248. van Leeuwen IM, Rao B, Sachweh MC, Lain S. An evaluation of small-molecule p53 activators as chemoprotectants ameliorating adverse effects of anticancer drugs in normal cells. Cell Cycle. 2012; 11: 1851-1861.
249. Steelman LS, Martelli AM, Nicoletti F, McCubrey JA. Exploiting p53 status to enhance effectiveness of chemotherapy by lowering associated toxicity. Oncotarget. 2011; 2: 109-112.
250. Heasman SA, Zaitseva L, Bowles KM, Rushworth SA, Macewan DJ. Protection of acute myeloid leukaemia cells from apoptosis induced by front-line chemotherapeutics is mediated by haem oxygenase-1. Oncotarget. 2011; 2: 658-668.
251. Hu Y, Spengler ML, Kuropatwinski KK, Comas-Soberats M, Jackson M, Chernov MV, Gleiberman AS, Fedtsova N, Rustum YM, Gudkov AV, Antoch MP. Selenium is a modulator of circadian clock that protects mice from the toxicity of a chemotherapeutic drug via upregulation of the core clock protein, BMAL1. Oncotarget. 2011; 2: 1279-1290.
252. Sur S, Pagliarini R, Bunz F, Rago C, Diaz LA, Jr., Kinzler KW, Vogelstein B, Papadopoulos N. A panel of isogenic human cancer cells suggests a therapeutic approach for cancers with inactivated p53. Proc Natl Acad Sci U S A. 2009; 106: 3964-3969.
253. Kuo MT, Savaraj N, Feun LG. Targeted cellular metabolism for cancer chemotherapy with recombinant arginine-degrading enzymes.
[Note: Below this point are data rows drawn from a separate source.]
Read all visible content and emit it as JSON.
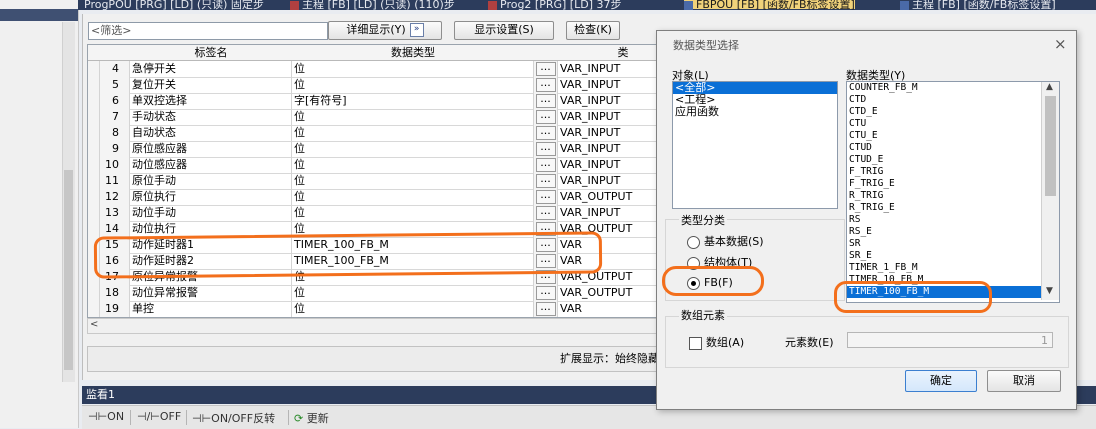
{
  "tabs": [
    {
      "label": "ProgPOU [PRG] [LD] (只读) 固定步"
    },
    {
      "label": "主程 [FB] [LD] (只读) (110)步"
    },
    {
      "label": "Prog2 [PRG] [LD] 37步"
    },
    {
      "label": "FBPOU [FB] [函数/FB标签设置]"
    },
    {
      "label": "主程 [FB] [函数/FB标签设置]"
    }
  ],
  "toolbar": {
    "filter_placeholder": "<筛选>",
    "detail_label": "详细显示(Y)",
    "detail_toggle": "»",
    "display_settings_label": "显示设置(S)",
    "check_label": "检查(K)"
  },
  "table": {
    "headers": {
      "name": "标签名",
      "type": "数据类型",
      "class": "类"
    },
    "rows": [
      {
        "num": "4",
        "name": "急停开关",
        "type": "位",
        "dots": "...",
        "class": "VAR_INPUT"
      },
      {
        "num": "5",
        "name": "复位开关",
        "type": "位",
        "dots": "...",
        "class": "VAR_INPUT"
      },
      {
        "num": "6",
        "name": "单双控选择",
        "type": "字[有符号]",
        "dots": "...",
        "class": "VAR_INPUT"
      },
      {
        "num": "7",
        "name": "手动状态",
        "type": "位",
        "dots": "...",
        "class": "VAR_INPUT"
      },
      {
        "num": "8",
        "name": "自动状态",
        "type": "位",
        "dots": "...",
        "class": "VAR_INPUT"
      },
      {
        "num": "9",
        "name": "原位感应器",
        "type": "位",
        "dots": "...",
        "class": "VAR_INPUT"
      },
      {
        "num": "10",
        "name": "动位感应器",
        "type": "位",
        "dots": "...",
        "class": "VAR_INPUT"
      },
      {
        "num": "11",
        "name": "原位手动",
        "type": "位",
        "dots": "...",
        "class": "VAR_INPUT"
      },
      {
        "num": "12",
        "name": "原位执行",
        "type": "位",
        "dots": "...",
        "class": "VAR_OUTPUT"
      },
      {
        "num": "13",
        "name": "动位手动",
        "type": "位",
        "dots": "...",
        "class": "VAR_INPUT"
      },
      {
        "num": "14",
        "name": "动位执行",
        "type": "位",
        "dots": "...",
        "class": "VAR_OUTPUT"
      },
      {
        "num": "15",
        "name": "动作延时器1",
        "type": "TIMER_100_FB_M",
        "dots": "...",
        "class": "VAR"
      },
      {
        "num": "16",
        "name": "动作延时器2",
        "type": "TIMER_100_FB_M",
        "dots": "...",
        "class": "VAR"
      },
      {
        "num": "17",
        "name": "原位异常报警",
        "type": "位",
        "dots": "...",
        "class": "VAR_OUTPUT"
      },
      {
        "num": "18",
        "name": "动位异常报警",
        "type": "位",
        "dots": "...",
        "class": "VAR_OUTPUT"
      },
      {
        "num": "19",
        "name": "单控",
        "type": "位",
        "dots": "...",
        "class": "VAR"
      }
    ]
  },
  "extension": {
    "label": "扩展显示：始终隐藏"
  },
  "watch": {
    "title": "监看1",
    "on_label": "ON",
    "off_label": "OFF",
    "toggle_label": "ON/OFF反转",
    "refresh_label": "更新"
  },
  "dialog": {
    "title": "数据类型选择",
    "close": "×",
    "object_label": "对象(L)",
    "objects": [
      "<全部>",
      "<工程>",
      "应用函数"
    ],
    "dtype_label": "数据类型(Y)",
    "dtypes": [
      "COUNTER_FB_M",
      "CTD",
      "CTD_E",
      "CTU",
      "CTU_E",
      "CTUD",
      "CTUD_E",
      "F_TRIG",
      "F_TRIG_E",
      "R_TRIG",
      "R_TRIG_E",
      "RS",
      "RS_E",
      "SR",
      "SR_E",
      "TIMER_1_FB_M",
      "TIMER_10_FB_M",
      "TIMER_100_FB_M"
    ],
    "type_group_label": "类型分类",
    "radio_basic": "基本数据(S)",
    "radio_struct": "结构体(T)",
    "radio_fb": "FB(F)",
    "array_group_label": "数组元素",
    "array_check": "数组(A)",
    "count_label": "元素数(E)",
    "count_value": "1",
    "ok_label": "确定",
    "cancel_label": "取消"
  },
  "colors": {
    "accent": "#0a6fd6",
    "annotation": "#f36f1c",
    "titlebar": "#2c3c5c"
  }
}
Oncotarget. 2010; 1: 246-251.
254. Mancias JD, Kimmelman AC. Targeting autophagy addiction in cancer. Oncotarget. 2011; 2: 1302-1306.
255. Buffenstein R. The naked mole-rat: a new long-living model for human aging research. J Gerontol A Biol Sci Med Sci. 2005; 60: 1369-1377.
256. Yu X, Vazquez A, Levine AJ, Carpizo DR. Allele-specific p53 mutant reactivation. Cancer Cell. 2012; 21: 614-625.
257. Miller RA, Harper JM, Galecki A, Burke DT. Big mice die young: early life body weight predicts longevity in genetically heterogeneous mice. Aging Cell. 2002; 1: 22-29.
258. Raices M, Maruyama H, Hugo A, Karlseder J. Uncoupling of longevity and telomere length in C. elegans. PLoS Genet. 2005; 1: e30.
259. Martelli AM, Evangelisti C, Chiarini F, McCubrey JA. The phosphatidylinositol 3-kinase/Akt/mTOR signaling network as a therapeutic target in acute myelogenous leukemia patients. Oncotarget. 2010; 1: 89-103.
260. Blagosklonny MV. Why therapeutic response may not prolong the life of a cancer patient: selection for oncogenic resistance. Cell Cycle. 2005; 4: 1693-1698.
261. Blagosklonny MV. Antiangiogenic therapy and tumor progression. Cancer Cell. 2004; 5: 13-17.
262. Blagosklonny MV. Treatment with inhibitors of caspases, that are substrates of drug transporters, selectively permits chemotherapy-induced apoptosis in multidrug-resistant cells but protects normal cells. Leukemia. 2001; 15: 936-941.
263. Blagosklonny MV. Targeting cancer cells by exploiting their resistance. Trends Mol Med. 2003; 9: 307-312.
264. Lee C, Raffaghello L, Brandhorst S, Safdie FM, Bianchi G, Martin-Montalvo A, Pistoia V, Wei M, Hwang S, Merlino A, Emionite L, de Cabo R, Longo VD. Fasting cycles retard growth of tumors and sensitize a range of cancer cell types to chemotherapy. Sci Transl Med. 2012; 4: 124ra127.
265. Raffaghello L, Lee C, Safdie FM, Wei M, Madia F, Bianchi G, Longo VD. Starvation-dependent differential stress resistance protects normal but not cancer cells against high-dose chemotherapy. Proc Natl Acad Sci U S A. 2008; 105: 8215-8220.
All site content, except where otherwise noted, is licensed under a Creative Commons Attribution 3.0 License.